In the upcoming NLI competition this weekend, one of the workouts consists of mostly wall balls with a few handstand push ups in between. Since wall balls are one of my goats, I decided to do a google search on wall ball technique to see if I could pick up on a few small points to focus on and hopefully improve my wall ball efficiency. It turns out that no individual website had a good compilation of information, so I’ve decided to share a short summary of my findings with all of you. Most of the tips have been covered by our coaches at one time or another, but it was a good refresher to look at them all again.
1. Elbow position
When you catch and toss the wall ball, try to keep your elbows either straight up and down or angled slightly inward. This position sets you up much better for tossing the ball to a target above your head. If you let your elbows angle outward when you catch and toss the ball, a couple of things can happen. One, when you catch the ball with elbows out it’s much easier to allow the ball to drop lower or out in front of you, moving your center of gravity away from you, making the movement much tougher on your back and making it less efficient. Two, when you toss the ball overhead, your shoulders aren’t in the most effective position to get the most force on the ball. Compare this to the position you would use to shoot a basketball, you don’t see professional basketball players taking a shot with their elbows pointed out.

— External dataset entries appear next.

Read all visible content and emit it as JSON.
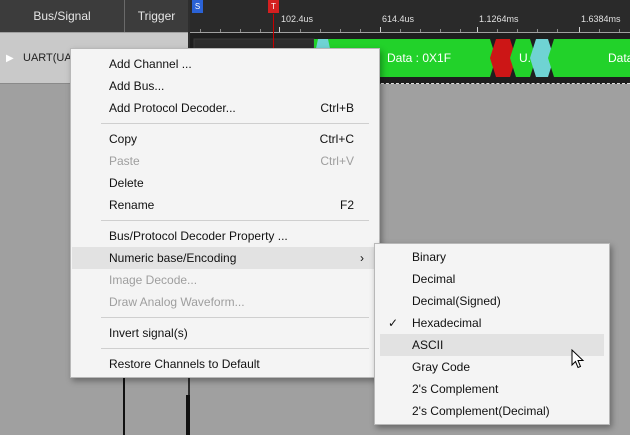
{
  "header": {
    "bus_signal": "Bus/Signal",
    "trigger": "Trigger",
    "ticks": [
      "102.4us",
      "614.4us",
      "1.1264ms",
      "1.6384ms"
    ],
    "marker_s": "S",
    "marker_t": "T"
  },
  "channel": {
    "name": "UART(UA",
    "frames": [
      "Data : 0X1F",
      "U.",
      "Data"
    ]
  },
  "colors": {
    "frame_green": "#22d22a",
    "frame_red": "#cc1616",
    "frame_cyan": "#6fd3d3",
    "menu_highlight": "#e2e2e2"
  },
  "context_menu": {
    "items": [
      {
        "label": "Add Channel ...",
        "shortcut": "",
        "disabled": false
      },
      {
        "label": "Add Bus...",
        "shortcut": "",
        "disabled": false
      },
      {
        "label": "Add Protocol Decoder...",
        "shortcut": "Ctrl+B",
        "disabled": false
      },
      {
        "label": "Copy",
        "shortcut": "Ctrl+C",
        "disabled": false
      },
      {
        "label": "Paste",
        "shortcut": "Ctrl+V",
        "disabled": true
      },
      {
        "label": "Delete",
        "shortcut": "",
        "disabled": false
      },
      {
        "label": "Rename",
        "shortcut": "F2",
        "disabled": false
      },
      {
        "label": "Bus/Protocol Decoder Property ...",
        "shortcut": "",
        "disabled": false
      },
      {
        "label": "Numeric base/Encoding",
        "shortcut": "",
        "disabled": false,
        "submenu": true,
        "highlighted": true
      },
      {
        "label": "Image Decode...",
        "shortcut": "",
        "disabled": true
      },
      {
        "label": "Draw Analog Waveform...",
        "shortcut": "",
        "disabled": true
      },
      {
        "label": "Invert signal(s)",
        "shortcut": "",
        "disabled": false
      },
      {
        "label": "Restore Channels to Default",
        "shortcut": "",
        "disabled": false
      }
    ],
    "submenu_arrow": "›"
  },
  "encoding_submenu": {
    "items": [
      {
        "label": "Binary",
        "checked": false
      },
      {
        "label": "Decimal",
        "checked": false
      },
      {
        "label": "Decimal(Signed)",
        "checked": false
      },
      {
        "label": "Hexadecimal",
        "checked": true
      },
      {
        "label": "ASCII",
        "checked": false,
        "hovered": true
      },
      {
        "label": "Gray Code",
        "checked": false
      },
      {
        "label": "2's Complement",
        "checked": false
      },
      {
        "label": "2's Complement(Decimal)",
        "checked": false
      }
    ],
    "check_glyph": "✓"
  }
}
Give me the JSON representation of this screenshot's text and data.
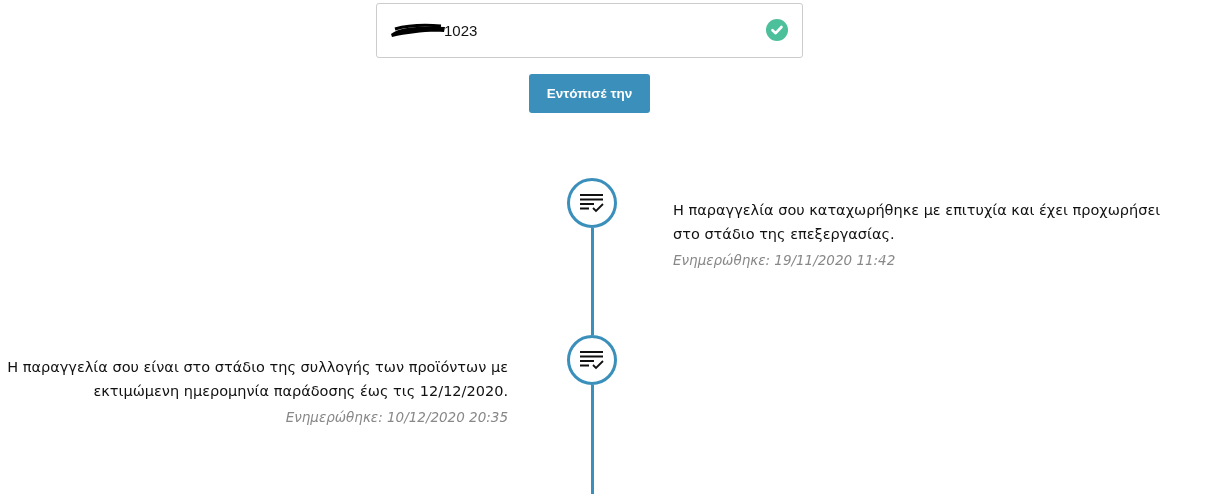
{
  "search": {
    "value": "1023",
    "redacted": true,
    "valid": true
  },
  "button": "Εντόπισέ την",
  "events": [
    {
      "kind": "right",
      "text": "Η παραγγελία σου καταχωρήθηκε με επιτυχία και έχει προχωρήσει στο στάδιο της επεξεργασίας.",
      "updated": "Ενημερώθηκε: 19/11/2020 11:42"
    },
    {
      "kind": "left",
      "text": "Η παραγγελία σου είναι στο στάδιο της συλλογής των προϊόντων με εκτιμώμενη ημερομηνία παράδοσης έως τις 12/12/2020.",
      "updated": "Ενημερώθηκε: 10/12/2020 20:35"
    }
  ]
}
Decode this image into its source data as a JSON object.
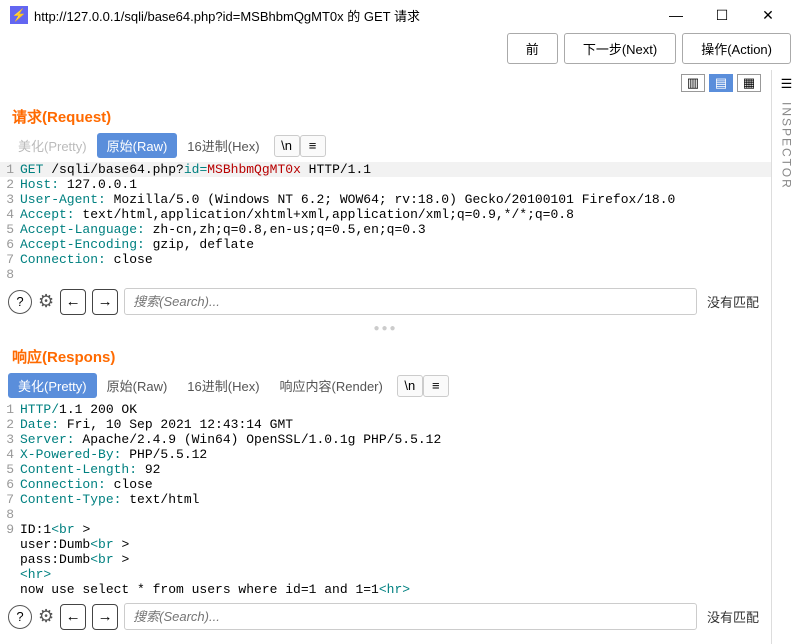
{
  "window": {
    "title": "http://127.0.0.1/sqli/base64.php?id=MSBhbmQgMT0x 的 GET 请求",
    "min": "—",
    "max": "☐",
    "close": "✕"
  },
  "toolbar": {
    "prev": "前",
    "next": "下一步(Next)",
    "action": "操作(Action)"
  },
  "request": {
    "title": "请求(Request)",
    "tabs": {
      "pretty": "美化(Pretty)",
      "raw": "原始(Raw)",
      "hex": "16进制(Hex)",
      "lf": "\\n"
    },
    "lines": [
      {
        "n": 1,
        "seg": [
          [
            "kw",
            "GET "
          ],
          [
            "",
            "/sqli/base64.php?"
          ],
          [
            "kw",
            "id="
          ],
          [
            "val",
            "MSBhbmQgMT0x"
          ],
          [
            "",
            " HTTP/1.1"
          ]
        ],
        "hl": true
      },
      {
        "n": 2,
        "seg": [
          [
            "kw",
            "Host:"
          ],
          [
            "",
            " 127.0.0.1"
          ]
        ]
      },
      {
        "n": 3,
        "seg": [
          [
            "kw",
            "User-Agent:"
          ],
          [
            "",
            " Mozilla/5.0 (Windows NT 6.2; WOW64; rv:18.0) Gecko/20100101 Firefox/18.0"
          ]
        ]
      },
      {
        "n": 4,
        "seg": [
          [
            "kw",
            "Accept:"
          ],
          [
            "",
            " text/html,application/xhtml+xml,application/xml;q=0.9,*/*;q=0.8"
          ]
        ]
      },
      {
        "n": 5,
        "seg": [
          [
            "kw",
            "Accept-Language:"
          ],
          [
            "",
            " zh-cn,zh;q=0.8,en-us;q=0.5,en;q=0.3"
          ]
        ]
      },
      {
        "n": 6,
        "seg": [
          [
            "kw",
            "Accept-Encoding:"
          ],
          [
            "",
            " gzip, deflate"
          ]
        ]
      },
      {
        "n": 7,
        "seg": [
          [
            "kw",
            "Connection:"
          ],
          [
            "",
            " close"
          ]
        ]
      },
      {
        "n": 8,
        "seg": [
          [
            "",
            ""
          ]
        ]
      }
    ],
    "search_ph": "搜索(Search)...",
    "nomatch": "没有匹配"
  },
  "response": {
    "title": "响应(Respons)",
    "tabs": {
      "pretty": "美化(Pretty)",
      "raw": "原始(Raw)",
      "hex": "16进制(Hex)",
      "render": "响应内容(Render)",
      "lf": "\\n"
    },
    "lines": [
      {
        "n": 1,
        "seg": [
          [
            "kw",
            "HTTP/"
          ],
          [
            "",
            "1.1 200 OK"
          ]
        ]
      },
      {
        "n": 2,
        "seg": [
          [
            "kw",
            "Date:"
          ],
          [
            "",
            " Fri, 10 Sep 2021 12:43:14 GMT"
          ]
        ]
      },
      {
        "n": 3,
        "seg": [
          [
            "kw",
            "Server:"
          ],
          [
            "",
            " Apache/2.4.9 (Win64) OpenSSL/1.0.1g PHP/5.5.12"
          ]
        ]
      },
      {
        "n": 4,
        "seg": [
          [
            "kw",
            "X-Powered-By:"
          ],
          [
            "",
            " PHP/5.5.12"
          ]
        ]
      },
      {
        "n": 5,
        "seg": [
          [
            "kw",
            "Content-Length:"
          ],
          [
            "",
            " 92"
          ]
        ]
      },
      {
        "n": 6,
        "seg": [
          [
            "kw",
            "Connection:"
          ],
          [
            "",
            " close"
          ]
        ]
      },
      {
        "n": 7,
        "seg": [
          [
            "kw",
            "Content-Type:"
          ],
          [
            "",
            " text/html"
          ]
        ]
      },
      {
        "n": 8,
        "seg": [
          [
            "",
            ""
          ]
        ]
      },
      {
        "n": 9,
        "seg": [
          [
            "",
            "ID:1"
          ],
          [
            "tag",
            "<br "
          ],
          [
            "",
            ">"
          ]
        ]
      },
      {
        "n": "",
        "seg": [
          [
            "",
            "user:Dumb"
          ],
          [
            "tag",
            "<br "
          ],
          [
            "",
            ">"
          ]
        ]
      },
      {
        "n": "",
        "seg": [
          [
            "",
            "pass:Dumb"
          ],
          [
            "tag",
            "<br "
          ],
          [
            "",
            ">"
          ]
        ]
      },
      {
        "n": "",
        "seg": [
          [
            "tag",
            "<hr>"
          ]
        ]
      },
      {
        "n": "",
        "seg": [
          [
            "",
            "now use select * from users where id=1 and 1=1"
          ],
          [
            "tag",
            "<hr>"
          ]
        ]
      }
    ],
    "search_ph": "搜索(Search)...",
    "nomatch": "没有匹配"
  },
  "inspector": {
    "label": "INSPECTOR"
  }
}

2. Head and neck position
If you’ve ever done the workout “Karen” (150 wall balls for time) you may notice that your neck can get tired spending all of that time looking up. Some people suggest trying to keep your head and neck in a neutral position for as much of the movement as possible. This part takes practice because you still want to be able to see your target and see the ball to catch it, so you’ll need to figure out at what points you may need to look up a little more and at what points you’re okay just seeing the ball in your periphery. This leads to the next point about your position relative to the wall.
3. Position relative to the wall
In order to keep a more neutral head position and still have the ball in your peripheral view, you may need to step away from the wall a little bit. In general, most people end up standing too close to the wall which makes it harder to toss the ball at an angle so that it can bounce off the wall and come back to you. If you’re too close to the wall, you may miss the wall and the ball will fall straight down in front of you, or if you do hit the wall, it may end up falling on top of you or a little too close to your face. One day, it might be a good idea to take some time to find your “sweet spot.” Try gradually moving away from the wall until you no longer feel like you’re craning your neck, but you’re also not catching the ball too far in front of you and hurting your back.
4. Glute activation
This last tip is tied to pretty much every movement in CrossFit, especially ones where you squat…keep your glutes active. Active glutes will help you to stay under control at the bottom of your squat and soften the blow as the ball lands in your hands. Keeping your glutes active will also help you to drive the ball upwards as you stand out of the squat so that your shoulders and arms aren’t doing all of the work to make that ball hit the target.
Over the last couple of days I have spent some time focusing on these ideas. Keeping the elbows in will feel a little awkward if it’s not something you’ve done before, but I’ve definitely found it to be helpful. Head and neck position/position relative to the wall takes a bit of fine tuning, but they’re relatively easy fixes if you put the time and effort into it. When it comes to glute activation, just do it! For more information about the origins of wall balls in CrossFit and additional tips, there’s a free link from the CrossFit Journal website called Functionality & Wall ball if you’re interested in doing a little extra reading.